**The problem:**
Output the records exactly, and drop each picture.

┌─ Given records

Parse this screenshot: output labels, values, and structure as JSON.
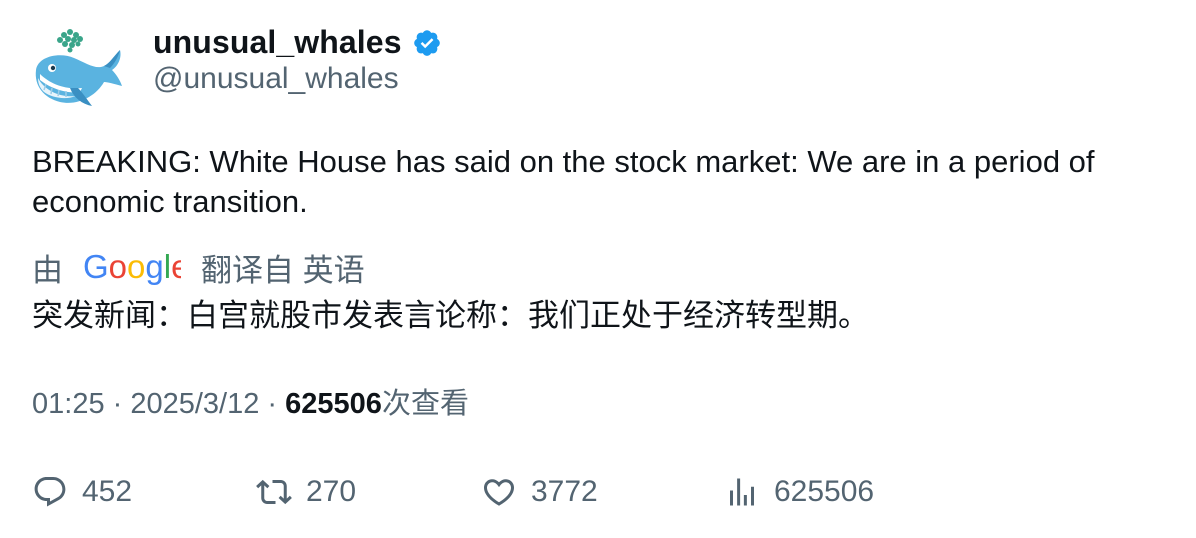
{
  "author": {
    "display_name": "unusual_whales",
    "handle": "@unusual_whales",
    "verified": true,
    "verified_color": "#1d9bf0"
  },
  "tweet": {
    "text": "BREAKING: White House has said on the stock market: We are in a period of economic transition.",
    "translation": {
      "prefix": "由",
      "provider": "Google",
      "suffix": "翻译自 英语",
      "text": "突发新闻：白宫就股市发表言论称：我们正处于经济转型期。"
    },
    "meta": {
      "time": "01:25",
      "separator": " · ",
      "date": "2025/3/12",
      "views_count": "625506",
      "views_label": "次查看"
    }
  },
  "actions": {
    "reply": {
      "icon": "reply-icon",
      "count": "452"
    },
    "retweet": {
      "icon": "retweet-icon",
      "count": "270"
    },
    "like": {
      "icon": "heart-icon",
      "count": "3772"
    },
    "views": {
      "icon": "analytics-icon",
      "count": "625506"
    }
  },
  "colors": {
    "text_primary": "#0f1419",
    "text_secondary": "#536471",
    "google_blue": "#4285f4",
    "google_red": "#ea4335",
    "google_yellow": "#fbbc05",
    "google_green": "#34a853"
  }
}
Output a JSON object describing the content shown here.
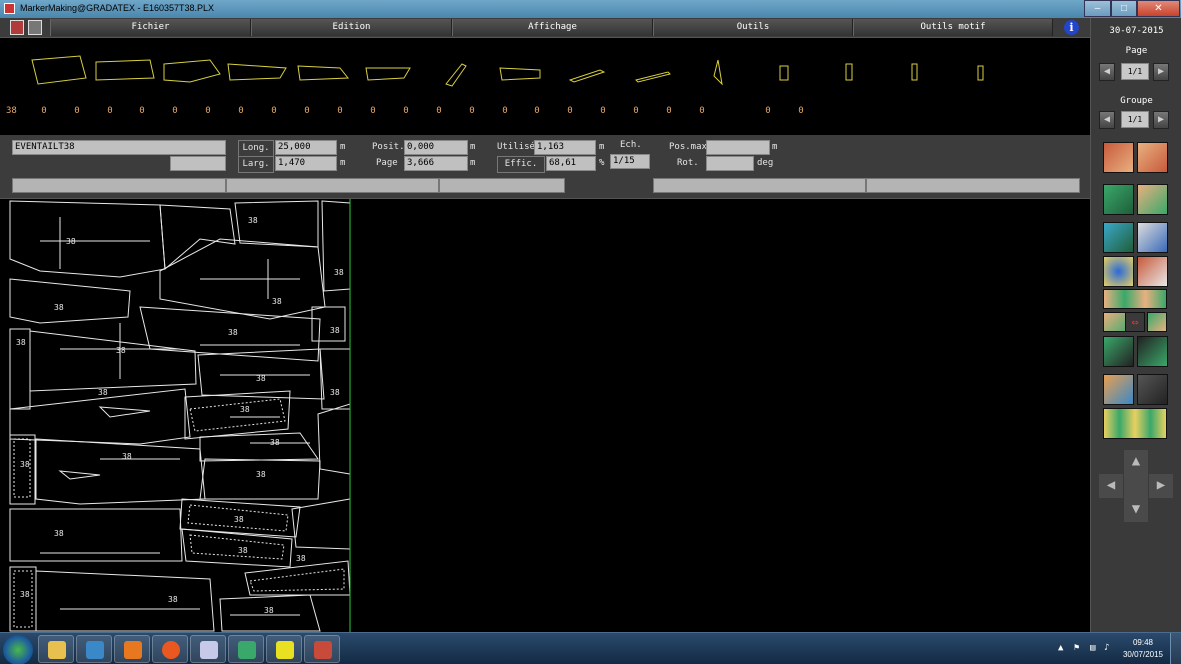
{
  "window": {
    "title": "MarkerMaking@GRADATEX - E160357T38.PLX",
    "minimize_glyph": "–",
    "maximize_glyph": "□",
    "close_glyph": "✕"
  },
  "menu": {
    "items": [
      "Fichier",
      "Edition",
      "Affichage",
      "Outils",
      "Outils motif"
    ],
    "info_glyph": "i"
  },
  "right_panel": {
    "date": "30-07-2015",
    "page_label": "Page",
    "page_value": "1/1",
    "group_label": "Groupe",
    "group_value": "1/1",
    "prev_glyph": "◀",
    "next_glyph": "▶",
    "up_glyph": "▲",
    "down_glyph": "▼"
  },
  "strip": {
    "size_label": "38",
    "quantities": [
      "0",
      "0",
      "0",
      "0",
      "0",
      "0",
      "0",
      "0",
      "0",
      "0",
      "0",
      "0",
      "0",
      "0",
      "0",
      "0",
      "0",
      "0",
      "0",
      "0",
      "0",
      "0",
      "0"
    ]
  },
  "marker": {
    "name": "EVENTAILT38",
    "long_label": "Long.",
    "long_value": "25,000",
    "larg_label": "Larg.",
    "larg_value": "1,470",
    "posit_label": "Posit.",
    "posit_value": "0,000",
    "page_label": "Page",
    "page_value": "3,666",
    "utilise_label": "Utilisé",
    "utilise_value": "1,163",
    "effic_label": "Effic.",
    "effic_value": "68,61",
    "effic_unit": "%",
    "ech_label": "Ech.",
    "ech_value": "1/15",
    "posmax_label": "Pos.max",
    "posmax_value": "",
    "rot_label": "Rot.",
    "rot_value": "",
    "unit_m": "m",
    "unit_deg": "deg"
  },
  "canvas": {
    "piece_labels": [
      "38",
      "38",
      "38",
      "38",
      "38",
      "38",
      "38",
      "38",
      "38",
      "38",
      "38",
      "38",
      "38",
      "38",
      "38",
      "38",
      "38",
      "38",
      "38",
      "38",
      "38",
      "38",
      "38",
      "38"
    ]
  },
  "taskbar": {
    "time": "09:48",
    "date": "30/07/2015"
  },
  "colors": {
    "piece_outline": "#d8d040",
    "quantity_text": "#e8a96a",
    "marker_line": "#2ecc40",
    "piece_white": "#e8e8e8"
  }
}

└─

**Solution:**
Parse this screenshot: output labels, values, and structure as JSON.
{
  "author": {
    "display_name": "unusual_whales",
    "handle": "@unusual_whales",
    "verified": true,
    "verified_color": "#1d9bf0"
  },
  "tweet": {
    "text": "BREAKING: White House has said on the stock market: We are in a period of economic transition.",
    "translation": {
      "prefix": "由",
      "provider": "Google",
      "suffix": "翻译自 英语",
      "text": "突发新闻：白宫就股市发表言论称：我们正处于经济转型期。"
    },
    "meta": {
      "time": "01:25",
      "separator": " · ",
      "date": "2025/3/12",
      "views_count": "625506",
      "views_label": "次查看"
    }
  },
  "actions": {
    "reply": {
      "icon": "reply-icon",
      "count": "452"
    },
    "retweet": {
      "icon": "retweet-icon",
      "count": "270"
    },
    "like": {
      "icon": "heart-icon",
      "count": "3772"
    },
    "views": {
      "icon": "analytics-icon",
      "count": "625506"
    }
  },
  "colors": {
    "text_primary": "#0f1419",
    "text_secondary": "#536471",
    "google_blue": "#4285f4",
    "google_red": "#ea4335",
    "google_yellow": "#fbbc05",
    "google_green": "#34a853"
  }
}
Output a JSON object describing the content shown here.
{
  "window": {
    "title": "MarkerMaking@GRADATEX - E160357T38.PLX",
    "minimize_glyph": "–",
    "maximize_glyph": "□",
    "close_glyph": "✕"
  },
  "menu": {
    "items": [
      "Fichier",
      "Edition",
      "Affichage",
      "Outils",
      "Outils motif"
    ],
    "info_glyph": "i"
  },
  "right_panel": {
    "date": "30-07-2015",
    "page_label": "Page",
    "page_value": "1/1",
    "group_label": "Groupe",
    "group_value": "1/1",
    "prev_glyph": "◀",
    "next_glyph": "▶",
    "up_glyph": "▲",
    "down_glyph": "▼"
  },
  "strip": {
    "size_label": "38",
    "quantities": [
      "0",
      "0",
      "0",
      "0",
      "0",
      "0",
      "0",
      "0",
      "0",
      "0",
      "0",
      "0",
      "0",
      "0",
      "0",
      "0",
      "0",
      "0",
      "0",
      "0",
      "0",
      "0",
      "0"
    ]
  },
  "marker": {
    "name": "EVENTAILT38",
    "long_label": "Long.",
    "long_value": "25,000",
    "larg_label": "Larg.",
    "larg_value": "1,470",
    "posit_label": "Posit.",
    "posit_value": "0,000",
    "page_label": "Page",
    "page_value": "3,666",
    "utilise_label": "Utilisé",
    "utilise_value": "1,163",
    "effic_label": "Effic.",
    "effic_value": "68,61",
    "effic_unit": "%",
    "ech_label": "Ech.",
    "ech_value": "1/15",
    "posmax_label": "Pos.max",
    "posmax_value": "",
    "rot_label": "Rot.",
    "rot_value": "",
    "unit_m": "m",
    "unit_deg": "deg"
  },
  "canvas": {
    "piece_labels": [
      "38",
      "38",
      "38",
      "38",
      "38",
      "38",
      "38",
      "38",
      "38",
      "38",
      "38",
      "38",
      "38",
      "38",
      "38",
      "38",
      "38",
      "38",
      "38",
      "38",
      "38",
      "38",
      "38",
      "38"
    ]
  },
  "taskbar": {
    "time": "09:48",
    "date": "30/07/2015"
  },
  "colors": {
    "piece_outline": "#d8d040",
    "quantity_text": "#e8a96a",
    "marker_line": "#2ecc40",
    "piece_white": "#e8e8e8"
  }
}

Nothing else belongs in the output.